This Is Why High-End Brands Are Still Thriving Despite Economic Uncertainty
Brand positioning has never been more vital to the success or demise of a business than it is today. The consumer base for which a founder, CEO, or brand director of a company chooses to target—is a gamble that could determine whether a company either succeeds or succumbs to the marketplace. Which is why it’s extremely important for a brand to appeal to the right audience—at the right time.
But the thing that makes positioning a brand such a peculiar process is that it often opposes actions that seem to be so apparent at the time that the decision on which way to position the brand is being made.
For example, at a time when gas prices are at an all-time high around the world and with supply chain issues affecting every aspect of the economic system—logic would tell you that high-end brands would suffer due to consumers buckling down to save money because of inflation—along with the financial ramifications and incertitude that would result.
However, in this case—logic would be giving you bad advice (I hear you, it doesn’t make sense).
In fact, high-end brands are thriving and setting record numbers in both sales and revenue despite economic uncertainty. Here’s how and why it’s happening.
Two industries that serve as touchstones to the extent of just how much high-end brands are flourishing—are the automobile and apparel industries. To which high-end brands are setting record numbers in spite of the fact that overall sales in both respective industries are below pre-pandemic numbers.
In 2021, automobile maker Rolls-Royce booked the highest annual sales in the brand’s 117-year history. While at the same time, auto manufacturer General Motors (which makes much more affordable vehicles) reported that their sales had fallen 13% in 2021 from 2020.
As for the apparel industry, Francois-Henri Pinault, Chief Executive Officer of Kering—the French-based multinational corporation that is the parent company of the luxurious fashion brand Gucci, announced in February of 2022, that despite inflation and supply chain issues—fourth quarter sales for the high-end brand in 2021, had been “brilliant.” With Kering reporting revenues of $11.02 billion—an increase of 31% from 2020.
Why luxury brands are prospering
The rationale behind the two main types of reasoning that lead consumers to increasingly purchasing luxury items during unsettling times could be deduced to two things: validation and alleviation.
From the validation perspective, when times are tumultuous; we, as human beings—are much more likely to seek things that give us comfort.
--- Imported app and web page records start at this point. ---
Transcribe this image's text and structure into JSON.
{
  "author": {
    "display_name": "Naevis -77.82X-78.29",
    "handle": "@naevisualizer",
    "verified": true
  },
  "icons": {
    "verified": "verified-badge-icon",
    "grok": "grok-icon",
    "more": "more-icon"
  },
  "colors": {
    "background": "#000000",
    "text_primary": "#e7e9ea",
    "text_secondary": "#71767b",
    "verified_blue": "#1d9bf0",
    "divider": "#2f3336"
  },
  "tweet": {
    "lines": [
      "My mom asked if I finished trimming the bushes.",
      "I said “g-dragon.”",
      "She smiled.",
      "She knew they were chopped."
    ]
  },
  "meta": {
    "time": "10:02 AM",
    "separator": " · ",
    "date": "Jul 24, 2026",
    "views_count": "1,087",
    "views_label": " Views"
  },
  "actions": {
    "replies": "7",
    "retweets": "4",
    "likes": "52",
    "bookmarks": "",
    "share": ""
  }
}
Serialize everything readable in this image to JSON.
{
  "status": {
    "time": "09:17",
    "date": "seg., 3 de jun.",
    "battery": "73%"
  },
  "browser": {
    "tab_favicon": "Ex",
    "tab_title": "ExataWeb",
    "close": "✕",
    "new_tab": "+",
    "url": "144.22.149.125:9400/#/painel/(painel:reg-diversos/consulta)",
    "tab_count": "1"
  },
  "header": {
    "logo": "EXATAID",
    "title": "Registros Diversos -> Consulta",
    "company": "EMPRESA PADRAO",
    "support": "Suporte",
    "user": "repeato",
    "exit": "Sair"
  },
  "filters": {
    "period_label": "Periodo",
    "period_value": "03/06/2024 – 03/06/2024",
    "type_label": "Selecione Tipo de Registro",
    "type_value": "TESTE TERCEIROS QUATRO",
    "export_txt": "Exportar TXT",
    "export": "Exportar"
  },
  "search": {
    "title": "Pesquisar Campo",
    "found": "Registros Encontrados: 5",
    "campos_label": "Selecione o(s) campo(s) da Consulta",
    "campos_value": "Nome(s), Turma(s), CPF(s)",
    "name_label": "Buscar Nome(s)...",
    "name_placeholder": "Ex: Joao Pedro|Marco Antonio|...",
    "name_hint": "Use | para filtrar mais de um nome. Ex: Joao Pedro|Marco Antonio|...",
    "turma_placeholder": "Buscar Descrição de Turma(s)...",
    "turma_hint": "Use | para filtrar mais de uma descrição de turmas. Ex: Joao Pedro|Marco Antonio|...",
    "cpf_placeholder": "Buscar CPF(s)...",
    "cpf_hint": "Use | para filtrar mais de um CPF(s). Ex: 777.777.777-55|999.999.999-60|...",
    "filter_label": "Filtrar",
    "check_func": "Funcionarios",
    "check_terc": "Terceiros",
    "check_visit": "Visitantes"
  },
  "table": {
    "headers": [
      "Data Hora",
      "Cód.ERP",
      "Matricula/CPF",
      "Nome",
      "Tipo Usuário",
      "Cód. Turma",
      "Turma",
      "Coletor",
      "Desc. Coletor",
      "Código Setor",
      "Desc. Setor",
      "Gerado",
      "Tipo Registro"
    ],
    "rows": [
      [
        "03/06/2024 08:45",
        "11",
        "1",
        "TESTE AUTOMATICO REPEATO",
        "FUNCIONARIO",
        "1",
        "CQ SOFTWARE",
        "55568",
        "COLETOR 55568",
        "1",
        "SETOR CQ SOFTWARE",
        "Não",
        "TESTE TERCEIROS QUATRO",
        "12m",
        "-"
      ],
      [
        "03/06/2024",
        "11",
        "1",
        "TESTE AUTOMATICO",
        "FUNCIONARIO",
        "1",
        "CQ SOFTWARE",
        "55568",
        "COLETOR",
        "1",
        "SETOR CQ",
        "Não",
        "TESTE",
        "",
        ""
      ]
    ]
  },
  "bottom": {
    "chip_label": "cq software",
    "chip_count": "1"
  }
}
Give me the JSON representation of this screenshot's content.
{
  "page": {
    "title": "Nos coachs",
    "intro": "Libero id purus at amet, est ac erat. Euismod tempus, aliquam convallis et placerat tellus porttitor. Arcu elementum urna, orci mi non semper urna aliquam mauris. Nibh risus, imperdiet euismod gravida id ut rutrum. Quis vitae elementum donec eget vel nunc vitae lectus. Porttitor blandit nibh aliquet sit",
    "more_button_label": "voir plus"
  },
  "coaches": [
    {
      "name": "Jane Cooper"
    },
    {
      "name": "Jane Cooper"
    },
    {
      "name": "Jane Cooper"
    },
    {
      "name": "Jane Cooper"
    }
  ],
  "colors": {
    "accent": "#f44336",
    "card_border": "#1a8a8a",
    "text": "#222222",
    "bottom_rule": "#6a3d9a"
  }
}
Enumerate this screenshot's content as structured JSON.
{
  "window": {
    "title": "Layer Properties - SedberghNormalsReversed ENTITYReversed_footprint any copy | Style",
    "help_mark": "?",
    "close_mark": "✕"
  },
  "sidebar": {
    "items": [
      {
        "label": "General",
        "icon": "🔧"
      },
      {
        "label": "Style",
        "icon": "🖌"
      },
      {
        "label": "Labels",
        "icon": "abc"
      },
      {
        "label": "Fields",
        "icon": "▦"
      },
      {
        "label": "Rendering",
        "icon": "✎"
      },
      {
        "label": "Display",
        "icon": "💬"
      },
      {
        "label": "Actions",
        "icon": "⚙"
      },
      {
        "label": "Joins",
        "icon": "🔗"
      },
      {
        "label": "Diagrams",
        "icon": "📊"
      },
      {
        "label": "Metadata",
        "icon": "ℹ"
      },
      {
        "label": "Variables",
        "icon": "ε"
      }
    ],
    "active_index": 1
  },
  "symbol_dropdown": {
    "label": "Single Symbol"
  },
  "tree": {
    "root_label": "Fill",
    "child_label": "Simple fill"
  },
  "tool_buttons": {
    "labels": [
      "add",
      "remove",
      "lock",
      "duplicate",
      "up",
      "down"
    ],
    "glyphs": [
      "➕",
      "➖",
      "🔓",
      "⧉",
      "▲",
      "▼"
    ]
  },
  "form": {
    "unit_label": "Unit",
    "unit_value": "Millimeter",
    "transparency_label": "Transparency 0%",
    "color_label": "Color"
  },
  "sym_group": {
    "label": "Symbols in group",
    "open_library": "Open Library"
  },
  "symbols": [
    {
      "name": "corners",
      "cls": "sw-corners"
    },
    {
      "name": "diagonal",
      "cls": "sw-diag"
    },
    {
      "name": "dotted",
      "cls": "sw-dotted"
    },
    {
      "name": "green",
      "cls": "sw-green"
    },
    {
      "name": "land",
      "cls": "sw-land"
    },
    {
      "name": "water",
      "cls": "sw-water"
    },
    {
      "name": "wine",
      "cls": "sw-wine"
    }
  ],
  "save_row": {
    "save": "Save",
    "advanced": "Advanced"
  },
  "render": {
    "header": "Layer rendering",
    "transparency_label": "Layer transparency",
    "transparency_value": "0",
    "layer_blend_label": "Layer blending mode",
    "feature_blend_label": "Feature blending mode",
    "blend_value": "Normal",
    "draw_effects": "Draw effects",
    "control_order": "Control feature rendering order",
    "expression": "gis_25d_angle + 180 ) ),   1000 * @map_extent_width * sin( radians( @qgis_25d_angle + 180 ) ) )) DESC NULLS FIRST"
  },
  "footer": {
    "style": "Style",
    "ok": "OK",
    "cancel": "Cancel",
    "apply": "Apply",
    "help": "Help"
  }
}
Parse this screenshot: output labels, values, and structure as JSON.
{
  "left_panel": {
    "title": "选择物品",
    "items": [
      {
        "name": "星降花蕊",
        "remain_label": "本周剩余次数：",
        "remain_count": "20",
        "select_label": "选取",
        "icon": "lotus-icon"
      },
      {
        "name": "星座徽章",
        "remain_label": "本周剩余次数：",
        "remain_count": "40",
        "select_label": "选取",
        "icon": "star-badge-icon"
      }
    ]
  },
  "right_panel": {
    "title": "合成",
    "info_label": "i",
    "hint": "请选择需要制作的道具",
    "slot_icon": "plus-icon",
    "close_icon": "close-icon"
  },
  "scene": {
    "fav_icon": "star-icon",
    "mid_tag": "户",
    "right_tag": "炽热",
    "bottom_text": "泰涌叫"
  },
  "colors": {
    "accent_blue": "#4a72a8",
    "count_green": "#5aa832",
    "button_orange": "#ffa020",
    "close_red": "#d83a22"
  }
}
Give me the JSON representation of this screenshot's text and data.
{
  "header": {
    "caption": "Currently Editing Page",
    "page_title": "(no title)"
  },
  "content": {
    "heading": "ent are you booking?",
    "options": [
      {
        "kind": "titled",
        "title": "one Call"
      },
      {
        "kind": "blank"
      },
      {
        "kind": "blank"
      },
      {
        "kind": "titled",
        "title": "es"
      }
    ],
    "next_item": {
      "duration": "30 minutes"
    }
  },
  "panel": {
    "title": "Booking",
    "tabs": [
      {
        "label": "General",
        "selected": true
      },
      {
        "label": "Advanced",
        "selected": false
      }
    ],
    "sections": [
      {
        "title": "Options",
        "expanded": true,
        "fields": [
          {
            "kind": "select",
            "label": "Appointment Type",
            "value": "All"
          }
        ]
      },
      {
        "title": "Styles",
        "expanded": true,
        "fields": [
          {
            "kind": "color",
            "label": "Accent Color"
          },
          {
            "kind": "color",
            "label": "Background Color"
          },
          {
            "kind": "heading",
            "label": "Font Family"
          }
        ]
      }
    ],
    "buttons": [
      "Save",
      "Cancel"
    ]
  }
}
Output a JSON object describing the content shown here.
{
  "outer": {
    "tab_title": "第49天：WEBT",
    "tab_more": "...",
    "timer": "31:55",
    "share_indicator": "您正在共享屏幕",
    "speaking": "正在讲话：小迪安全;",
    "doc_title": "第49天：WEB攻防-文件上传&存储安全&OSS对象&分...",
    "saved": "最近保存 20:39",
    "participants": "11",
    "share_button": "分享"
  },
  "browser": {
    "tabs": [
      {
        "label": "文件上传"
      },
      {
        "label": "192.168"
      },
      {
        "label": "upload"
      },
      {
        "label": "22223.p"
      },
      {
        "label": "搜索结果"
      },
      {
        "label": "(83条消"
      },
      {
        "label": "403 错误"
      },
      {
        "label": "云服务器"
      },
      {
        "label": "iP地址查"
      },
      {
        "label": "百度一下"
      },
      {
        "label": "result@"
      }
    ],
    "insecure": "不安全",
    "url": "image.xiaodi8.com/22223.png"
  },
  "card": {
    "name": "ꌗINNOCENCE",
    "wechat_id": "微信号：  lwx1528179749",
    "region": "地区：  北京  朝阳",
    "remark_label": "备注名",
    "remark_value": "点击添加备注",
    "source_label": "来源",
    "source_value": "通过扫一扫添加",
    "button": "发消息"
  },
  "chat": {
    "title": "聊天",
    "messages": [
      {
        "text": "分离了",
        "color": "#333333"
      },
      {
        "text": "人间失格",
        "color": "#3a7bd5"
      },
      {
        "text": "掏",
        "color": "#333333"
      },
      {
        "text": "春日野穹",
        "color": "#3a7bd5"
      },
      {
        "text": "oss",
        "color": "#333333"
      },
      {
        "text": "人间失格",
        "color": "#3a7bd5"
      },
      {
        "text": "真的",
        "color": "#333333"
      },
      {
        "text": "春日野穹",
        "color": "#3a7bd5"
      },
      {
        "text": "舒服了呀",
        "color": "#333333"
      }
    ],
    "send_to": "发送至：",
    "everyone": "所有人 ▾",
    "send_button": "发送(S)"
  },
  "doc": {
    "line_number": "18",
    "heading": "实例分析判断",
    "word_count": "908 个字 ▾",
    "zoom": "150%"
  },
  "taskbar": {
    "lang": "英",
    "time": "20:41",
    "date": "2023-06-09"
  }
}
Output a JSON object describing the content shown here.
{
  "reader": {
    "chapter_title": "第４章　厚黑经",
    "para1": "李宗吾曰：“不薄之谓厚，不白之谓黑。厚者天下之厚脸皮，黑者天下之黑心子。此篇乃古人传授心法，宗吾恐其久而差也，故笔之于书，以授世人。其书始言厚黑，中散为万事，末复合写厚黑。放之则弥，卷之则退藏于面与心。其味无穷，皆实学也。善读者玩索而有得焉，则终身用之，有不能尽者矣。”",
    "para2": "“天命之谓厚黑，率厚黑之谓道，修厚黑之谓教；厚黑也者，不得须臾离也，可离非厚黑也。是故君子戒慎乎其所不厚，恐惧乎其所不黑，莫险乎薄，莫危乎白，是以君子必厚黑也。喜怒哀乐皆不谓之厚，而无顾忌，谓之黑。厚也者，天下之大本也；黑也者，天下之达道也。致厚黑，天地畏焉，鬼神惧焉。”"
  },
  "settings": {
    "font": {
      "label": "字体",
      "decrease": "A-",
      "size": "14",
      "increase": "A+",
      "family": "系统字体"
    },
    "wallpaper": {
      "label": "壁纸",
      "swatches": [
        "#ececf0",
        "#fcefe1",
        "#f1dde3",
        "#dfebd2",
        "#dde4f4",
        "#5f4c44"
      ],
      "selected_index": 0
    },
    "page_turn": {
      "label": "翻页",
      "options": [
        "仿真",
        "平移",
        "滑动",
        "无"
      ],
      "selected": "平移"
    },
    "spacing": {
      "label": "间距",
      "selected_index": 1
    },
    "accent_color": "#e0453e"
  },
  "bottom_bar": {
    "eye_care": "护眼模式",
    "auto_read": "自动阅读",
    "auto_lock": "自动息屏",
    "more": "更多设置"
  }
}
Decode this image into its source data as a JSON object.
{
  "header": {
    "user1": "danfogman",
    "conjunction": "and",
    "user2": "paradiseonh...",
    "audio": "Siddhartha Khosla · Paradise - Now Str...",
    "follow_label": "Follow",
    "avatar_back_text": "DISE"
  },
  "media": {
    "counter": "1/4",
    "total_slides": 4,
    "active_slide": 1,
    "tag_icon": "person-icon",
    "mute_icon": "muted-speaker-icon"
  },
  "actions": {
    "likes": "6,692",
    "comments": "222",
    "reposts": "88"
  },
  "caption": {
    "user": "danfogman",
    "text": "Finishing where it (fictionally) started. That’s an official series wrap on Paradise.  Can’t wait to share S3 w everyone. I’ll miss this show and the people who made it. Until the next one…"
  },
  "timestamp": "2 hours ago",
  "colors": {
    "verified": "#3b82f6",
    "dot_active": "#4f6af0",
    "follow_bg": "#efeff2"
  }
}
This phenomenon is labeled as “emotional spending.” And what’s more comforting than validation from others? Which is the primary reason consumers purchase luxury products.
“Spending money to help us feel better has been a long-standing coping mechanism for many Americans,” says clinical psychologist Sheila Forman, PhD. Dr. Forman went on to state, “To be an emotional spender is to use shopping (online, in person, or both) to soothe what ails.”
In regards to the alleviation aspect of emotional spending—that falls under FOMO or in simpler terms—loss aversion. “With loss aversion, we want to avoid future losses. When we’re worried our money won’t buy as much next week, we’re more likely to buy more today. This increases prices.” Says Dr. Ben Rutt, PhD.
In times of crisis, many consumers spend their money on expensive products because they fear the ramifications of not spending it. Therefore, in order to alleviate that fear—they feel as though they must spend more money.
For necessities—that involves hoarding products. But for luxury items—it’s a reaction that causes consumers to spend money on things that they’ve always wanted before life as they know it no longer exists.
Rolls-Royce chief executive officer, Torsten Müller-Ötvös, stated that after many consumers witnessed the trauma caused by the pandemic in 2020, “That made them think life can be short and you’d better live now rather than postpone until a later date.”
The goal of this article isn’t to inspire you, as an entrepreneur or executive—to change the positioning strategy of your brand and suddenly raise the prices of your products in hopes of reaping the rewards that come along with being a high-end brand. In fact, authors of the legendary book “Positioning,” Al Ries and Jack Trout warned of this, “Too often, however, greed gets confused with positioning thinking. Charging high prices is not the way to get rich.”
Trout and Ries went on to explain the proper way to position a high-end brand is by, “Being the first to (1) establish the high-price position (2) with a valid product story (3) in a category where consumers are receptive to a high-priced brand is the secret of success. Otherwise, your high price just drives prospective customers away.”
If your brand isn’t already premium priced—you’ll have a much better chance at success by continuing to serve the target audience and segmentations that your current low or moderate price points were configured to appeal to.
But if you haven’t already launched your brand, and would like to create a luxury brand—follow the positioning advice provided by Ries and Trout because that’ll give you the best chance to drive consumers your way—as opposed to away.